Bribery can take many forms and is punishable under a variety of state and federal statutes. These laws prohibit government officials and employees from demanding, seeking, receiving, accepting, or agreeing to accept anything of value in exchange for influence in their conduct or decisions, as well as prohibiting anyone from giving, offering, or promising to give anything of value to a government official or employee in exchange for such.
Additionally, federal law prohibits other forms of bribery, such as bribery of, and acceptance of bribes by, foreign officials, bank officials, private citizens connected to federally funded programs, and sporting contests. Lastly, the law prohibits bribery of witnesses before state and federal courts.
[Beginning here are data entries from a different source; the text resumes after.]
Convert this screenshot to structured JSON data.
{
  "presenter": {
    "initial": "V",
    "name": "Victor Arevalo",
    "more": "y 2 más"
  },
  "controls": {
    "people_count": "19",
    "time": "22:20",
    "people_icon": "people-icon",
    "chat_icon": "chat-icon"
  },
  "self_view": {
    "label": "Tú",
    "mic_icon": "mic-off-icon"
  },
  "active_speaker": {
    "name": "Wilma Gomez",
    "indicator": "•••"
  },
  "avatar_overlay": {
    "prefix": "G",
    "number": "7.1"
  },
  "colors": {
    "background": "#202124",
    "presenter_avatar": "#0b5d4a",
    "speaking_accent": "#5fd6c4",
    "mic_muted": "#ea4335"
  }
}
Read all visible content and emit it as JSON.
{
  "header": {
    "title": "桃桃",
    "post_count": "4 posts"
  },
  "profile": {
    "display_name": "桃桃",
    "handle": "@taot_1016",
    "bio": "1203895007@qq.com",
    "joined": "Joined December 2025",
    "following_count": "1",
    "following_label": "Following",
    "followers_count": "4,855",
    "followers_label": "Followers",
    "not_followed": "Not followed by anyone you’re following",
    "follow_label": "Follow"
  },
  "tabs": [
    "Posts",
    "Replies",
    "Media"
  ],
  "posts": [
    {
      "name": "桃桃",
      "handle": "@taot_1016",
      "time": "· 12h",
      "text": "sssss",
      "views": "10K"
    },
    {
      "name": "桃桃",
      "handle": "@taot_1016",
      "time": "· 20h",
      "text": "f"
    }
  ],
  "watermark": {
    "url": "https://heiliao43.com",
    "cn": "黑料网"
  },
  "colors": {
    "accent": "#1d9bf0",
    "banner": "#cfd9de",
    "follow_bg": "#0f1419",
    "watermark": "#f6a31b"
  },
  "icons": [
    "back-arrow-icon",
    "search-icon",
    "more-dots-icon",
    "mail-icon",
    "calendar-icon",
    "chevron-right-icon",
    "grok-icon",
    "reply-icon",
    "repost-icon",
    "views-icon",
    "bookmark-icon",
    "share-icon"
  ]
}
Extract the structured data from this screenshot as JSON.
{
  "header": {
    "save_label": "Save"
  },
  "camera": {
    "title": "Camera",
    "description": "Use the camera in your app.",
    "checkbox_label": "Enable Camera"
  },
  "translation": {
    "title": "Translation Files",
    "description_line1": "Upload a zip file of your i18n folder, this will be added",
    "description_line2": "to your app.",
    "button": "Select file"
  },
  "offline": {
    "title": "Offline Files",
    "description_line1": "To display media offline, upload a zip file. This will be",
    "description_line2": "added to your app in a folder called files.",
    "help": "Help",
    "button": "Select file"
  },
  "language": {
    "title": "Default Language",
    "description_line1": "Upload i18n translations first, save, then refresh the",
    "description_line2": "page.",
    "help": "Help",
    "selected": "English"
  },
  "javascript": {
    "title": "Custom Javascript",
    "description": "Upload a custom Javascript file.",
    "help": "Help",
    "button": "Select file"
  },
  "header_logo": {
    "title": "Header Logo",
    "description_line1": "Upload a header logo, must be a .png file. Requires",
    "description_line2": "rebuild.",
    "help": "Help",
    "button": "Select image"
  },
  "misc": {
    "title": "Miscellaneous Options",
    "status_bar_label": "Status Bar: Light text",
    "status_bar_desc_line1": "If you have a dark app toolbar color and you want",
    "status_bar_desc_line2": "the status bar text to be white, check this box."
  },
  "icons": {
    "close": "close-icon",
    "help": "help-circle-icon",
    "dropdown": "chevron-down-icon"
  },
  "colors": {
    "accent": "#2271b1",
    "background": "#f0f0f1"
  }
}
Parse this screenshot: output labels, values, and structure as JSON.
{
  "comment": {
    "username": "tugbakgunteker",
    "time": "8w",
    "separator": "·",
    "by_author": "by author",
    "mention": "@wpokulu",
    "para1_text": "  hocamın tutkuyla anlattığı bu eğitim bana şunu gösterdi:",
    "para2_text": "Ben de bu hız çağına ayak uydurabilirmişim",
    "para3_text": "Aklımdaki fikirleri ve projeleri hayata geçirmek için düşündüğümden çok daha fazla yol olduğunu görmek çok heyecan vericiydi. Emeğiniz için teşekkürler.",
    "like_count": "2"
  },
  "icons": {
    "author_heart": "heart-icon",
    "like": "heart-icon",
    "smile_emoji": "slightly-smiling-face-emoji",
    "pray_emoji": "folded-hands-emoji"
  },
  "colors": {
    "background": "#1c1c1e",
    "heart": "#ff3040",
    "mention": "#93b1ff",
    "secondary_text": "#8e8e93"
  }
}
Bribery can be punishable by serious statutory penalties, including fines of up to three times the amount of the bribe. It can also result in imprisonment for up to fifteen years. Moreover, the law may also prohibit public officials convicted of bribery from holding a public office.
Racketeering/RICO involves a commissioned pattern of predicate offenses by a group with a common purpose or course of conduct making up an “enterprise.” It covers a broad category of criminal acts that includes bribery, extortion, prostitution rings, illegal gambling, murder, dealing in controlled dangerous substances, money laundering and many more. The law considers Racketeering/RICO as part of organized crime, since a group carries it out.
Racketeering/RICO can be associated with a legal business or illegal entity. Racketeering/RICO charges can be prosecuted at both the state and federal level.
A criminal defense lawyer that can help with your white collar crime case
If you have questions or concerns, I invite you to contact me directly to discuss the issue you may be facing at 646.253.0583 or [email protected]. You will discuss your concerns with me personally – never an associate or paralegal. Additionally, you should know that your contact with me, and with my firm, is privileged under the law. The law protects you regardless of whether or not you decide to retain my firm to represent you.